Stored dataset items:
+ + + +
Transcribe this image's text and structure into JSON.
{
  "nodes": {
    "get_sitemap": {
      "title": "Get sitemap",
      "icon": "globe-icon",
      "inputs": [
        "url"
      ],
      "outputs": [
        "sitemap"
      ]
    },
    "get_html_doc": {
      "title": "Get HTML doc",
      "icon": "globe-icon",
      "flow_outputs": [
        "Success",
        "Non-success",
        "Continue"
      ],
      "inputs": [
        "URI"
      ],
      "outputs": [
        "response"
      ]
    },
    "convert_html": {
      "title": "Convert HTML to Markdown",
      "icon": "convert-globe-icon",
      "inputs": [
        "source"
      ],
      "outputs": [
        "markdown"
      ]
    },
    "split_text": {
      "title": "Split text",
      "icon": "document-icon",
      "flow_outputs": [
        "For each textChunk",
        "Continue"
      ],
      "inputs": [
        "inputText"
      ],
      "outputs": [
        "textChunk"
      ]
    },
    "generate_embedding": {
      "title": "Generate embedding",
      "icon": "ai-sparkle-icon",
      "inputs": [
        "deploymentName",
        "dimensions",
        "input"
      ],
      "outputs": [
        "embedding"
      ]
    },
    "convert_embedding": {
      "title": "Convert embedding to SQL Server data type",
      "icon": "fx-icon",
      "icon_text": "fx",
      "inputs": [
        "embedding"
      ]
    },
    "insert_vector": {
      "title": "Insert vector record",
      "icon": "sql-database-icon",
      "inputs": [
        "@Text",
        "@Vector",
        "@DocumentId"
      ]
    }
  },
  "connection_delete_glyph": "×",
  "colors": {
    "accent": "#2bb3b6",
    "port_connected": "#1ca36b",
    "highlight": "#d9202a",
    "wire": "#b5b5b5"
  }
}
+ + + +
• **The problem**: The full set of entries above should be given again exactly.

• **Exercise result**:
Transcribe this image's text and structure into JSON.
{
  "nodes": {
    "get_sitemap": {
      "title": "Get sitemap",
      "icon": "globe-icon",
      "inputs": [
        "url"
      ],
      "outputs": [
        "sitemap"
      ]
    },
    "get_html_doc": {
      "title": "Get HTML doc",
      "icon": "globe-icon",
      "flow_outputs": [
        "Success",
        "Non-success",
        "Continue"
      ],
      "inputs": [
        "URI"
      ],
      "outputs": [
        "response"
      ]
    },
    "convert_html": {
      "title": "Convert HTML to Markdown",
      "icon": "convert-globe-icon",
      "inputs": [
        "source"
      ],
      "outputs": [
        "markdown"
      ]
    },
    "split_text": {
      "title": "Split text",
      "icon": "document-icon",
      "flow_outputs": [
        "For each textChunk",
        "Continue"
      ],
      "inputs": [
        "inputText"
      ],
      "outputs": [
        "textChunk"
      ]
    },
    "generate_embedding": {
      "title": "Generate embedding",
      "icon": "ai-sparkle-icon",
      "inputs": [
        "deploymentName",
        "dimensions",
        "input"
      ],
      "outputs": [
        "embedding"
      ]
    },
    "convert_embedding": {
      "title": "Convert embedding to SQL Server data type",
      "icon": "fx-icon",
      "icon_text": "fx",
      "inputs": [
        "embedding"
      ]
    },
    "insert_vector": {
      "title": "Insert vector record",
      "icon": "sql-database-icon",
      "inputs": [
        "@Text",
        "@Vector",
        "@DocumentId"
      ]
    }
  },
  "connection_delete_glyph": "×",
  "colors": {
    "accent": "#2bb3b6",
    "port_connected": "#1ca36b",
    "highlight": "#d9202a",
    "wire": "#b5b5b5"
  }
}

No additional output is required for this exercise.